*** Opening Extracted entries ***

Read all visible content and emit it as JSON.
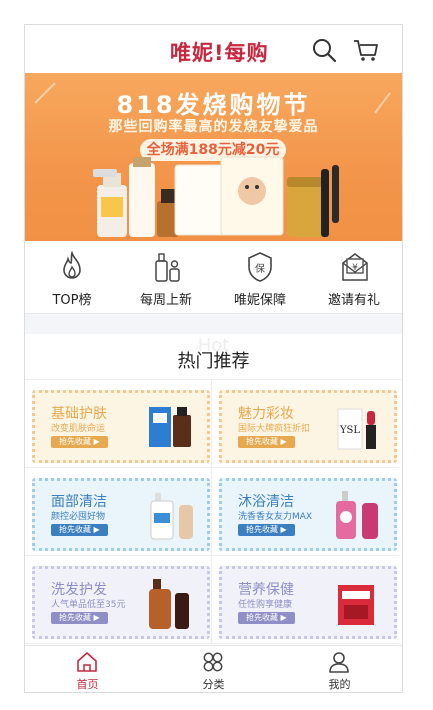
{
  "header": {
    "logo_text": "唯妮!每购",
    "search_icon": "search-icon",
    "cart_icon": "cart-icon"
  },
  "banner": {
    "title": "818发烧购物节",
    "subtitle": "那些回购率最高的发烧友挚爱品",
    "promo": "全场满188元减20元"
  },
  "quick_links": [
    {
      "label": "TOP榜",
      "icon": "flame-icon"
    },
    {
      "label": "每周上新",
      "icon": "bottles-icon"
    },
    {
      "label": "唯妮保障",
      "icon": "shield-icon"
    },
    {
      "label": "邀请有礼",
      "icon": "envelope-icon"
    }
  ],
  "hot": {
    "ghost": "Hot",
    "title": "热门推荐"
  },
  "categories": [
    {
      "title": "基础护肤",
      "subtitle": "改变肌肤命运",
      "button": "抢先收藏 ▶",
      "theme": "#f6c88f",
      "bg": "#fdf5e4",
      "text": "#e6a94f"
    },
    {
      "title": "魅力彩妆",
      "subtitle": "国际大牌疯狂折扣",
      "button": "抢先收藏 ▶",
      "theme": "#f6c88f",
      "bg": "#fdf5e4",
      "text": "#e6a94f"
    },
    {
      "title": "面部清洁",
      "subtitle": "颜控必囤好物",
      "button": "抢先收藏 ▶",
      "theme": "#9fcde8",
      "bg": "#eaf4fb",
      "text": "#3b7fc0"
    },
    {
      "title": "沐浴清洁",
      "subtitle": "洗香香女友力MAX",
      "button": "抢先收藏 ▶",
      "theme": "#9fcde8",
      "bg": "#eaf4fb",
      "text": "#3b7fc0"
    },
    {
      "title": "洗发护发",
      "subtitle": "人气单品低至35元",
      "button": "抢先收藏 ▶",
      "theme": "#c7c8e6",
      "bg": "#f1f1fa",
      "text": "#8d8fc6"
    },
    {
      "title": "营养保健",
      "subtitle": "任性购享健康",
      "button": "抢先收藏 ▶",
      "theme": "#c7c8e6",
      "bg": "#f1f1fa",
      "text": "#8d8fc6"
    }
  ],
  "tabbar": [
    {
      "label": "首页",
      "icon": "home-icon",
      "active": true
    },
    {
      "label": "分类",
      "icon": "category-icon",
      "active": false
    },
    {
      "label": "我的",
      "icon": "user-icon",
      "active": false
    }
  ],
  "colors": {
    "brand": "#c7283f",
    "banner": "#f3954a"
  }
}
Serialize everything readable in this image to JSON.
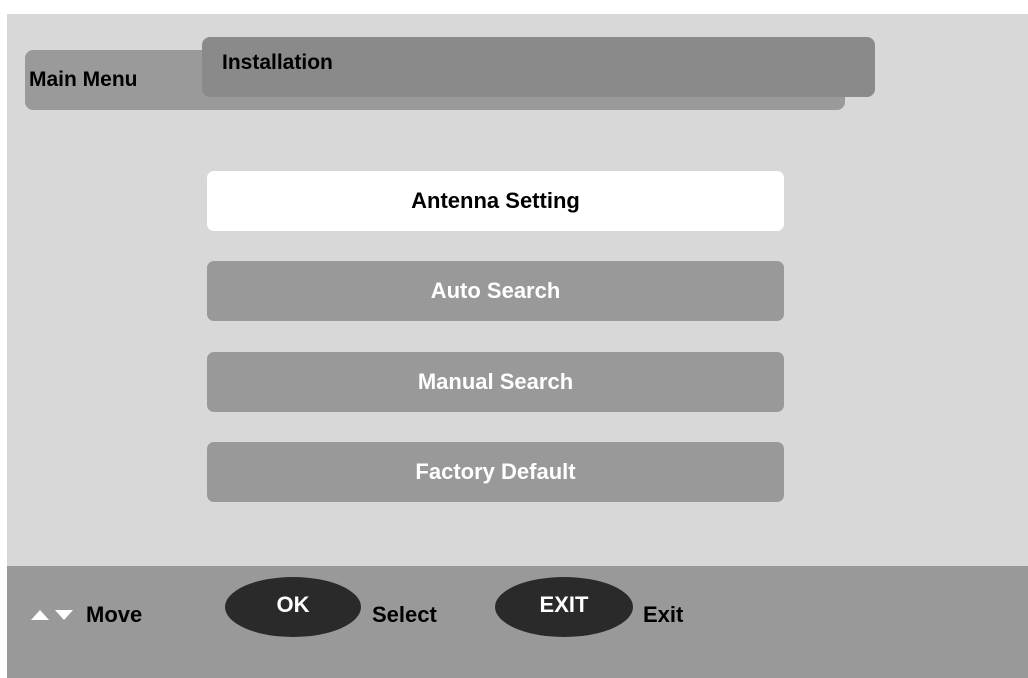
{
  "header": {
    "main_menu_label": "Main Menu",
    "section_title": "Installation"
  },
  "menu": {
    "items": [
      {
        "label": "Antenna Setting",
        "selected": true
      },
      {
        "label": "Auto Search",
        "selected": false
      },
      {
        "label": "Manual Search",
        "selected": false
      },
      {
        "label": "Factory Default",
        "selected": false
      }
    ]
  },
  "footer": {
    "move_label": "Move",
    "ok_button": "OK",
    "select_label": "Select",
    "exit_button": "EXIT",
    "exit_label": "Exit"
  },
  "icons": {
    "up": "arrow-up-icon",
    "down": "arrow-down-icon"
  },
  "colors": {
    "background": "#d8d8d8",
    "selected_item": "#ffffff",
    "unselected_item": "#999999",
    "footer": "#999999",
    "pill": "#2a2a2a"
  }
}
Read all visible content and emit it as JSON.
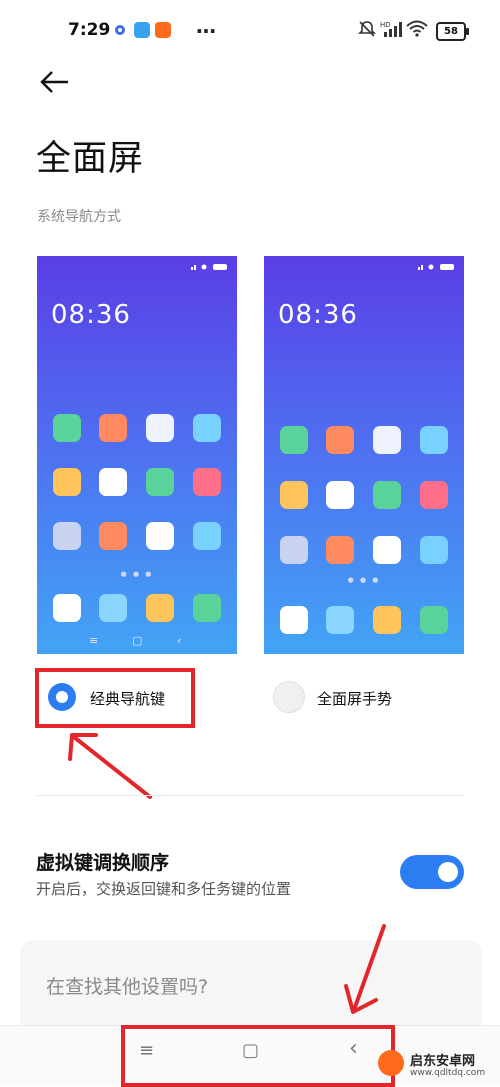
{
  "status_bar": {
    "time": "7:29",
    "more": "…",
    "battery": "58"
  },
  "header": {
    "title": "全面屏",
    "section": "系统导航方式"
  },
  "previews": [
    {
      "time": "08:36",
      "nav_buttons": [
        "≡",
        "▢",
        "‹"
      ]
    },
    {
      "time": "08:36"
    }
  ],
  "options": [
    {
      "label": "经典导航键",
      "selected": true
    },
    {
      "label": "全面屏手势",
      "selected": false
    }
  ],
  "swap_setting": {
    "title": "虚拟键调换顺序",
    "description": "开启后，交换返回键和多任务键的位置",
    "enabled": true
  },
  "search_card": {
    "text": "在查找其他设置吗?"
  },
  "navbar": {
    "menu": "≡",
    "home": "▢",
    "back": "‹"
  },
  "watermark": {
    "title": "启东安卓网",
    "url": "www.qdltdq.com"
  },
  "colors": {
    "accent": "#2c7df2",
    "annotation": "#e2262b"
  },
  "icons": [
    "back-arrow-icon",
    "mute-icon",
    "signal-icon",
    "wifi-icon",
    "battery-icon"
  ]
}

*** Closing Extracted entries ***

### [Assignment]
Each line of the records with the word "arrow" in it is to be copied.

### [Response to the exercise]
    "up": "arrow-up-icon",
    "down": "arrow-down-icon"
    "back-arrow-icon",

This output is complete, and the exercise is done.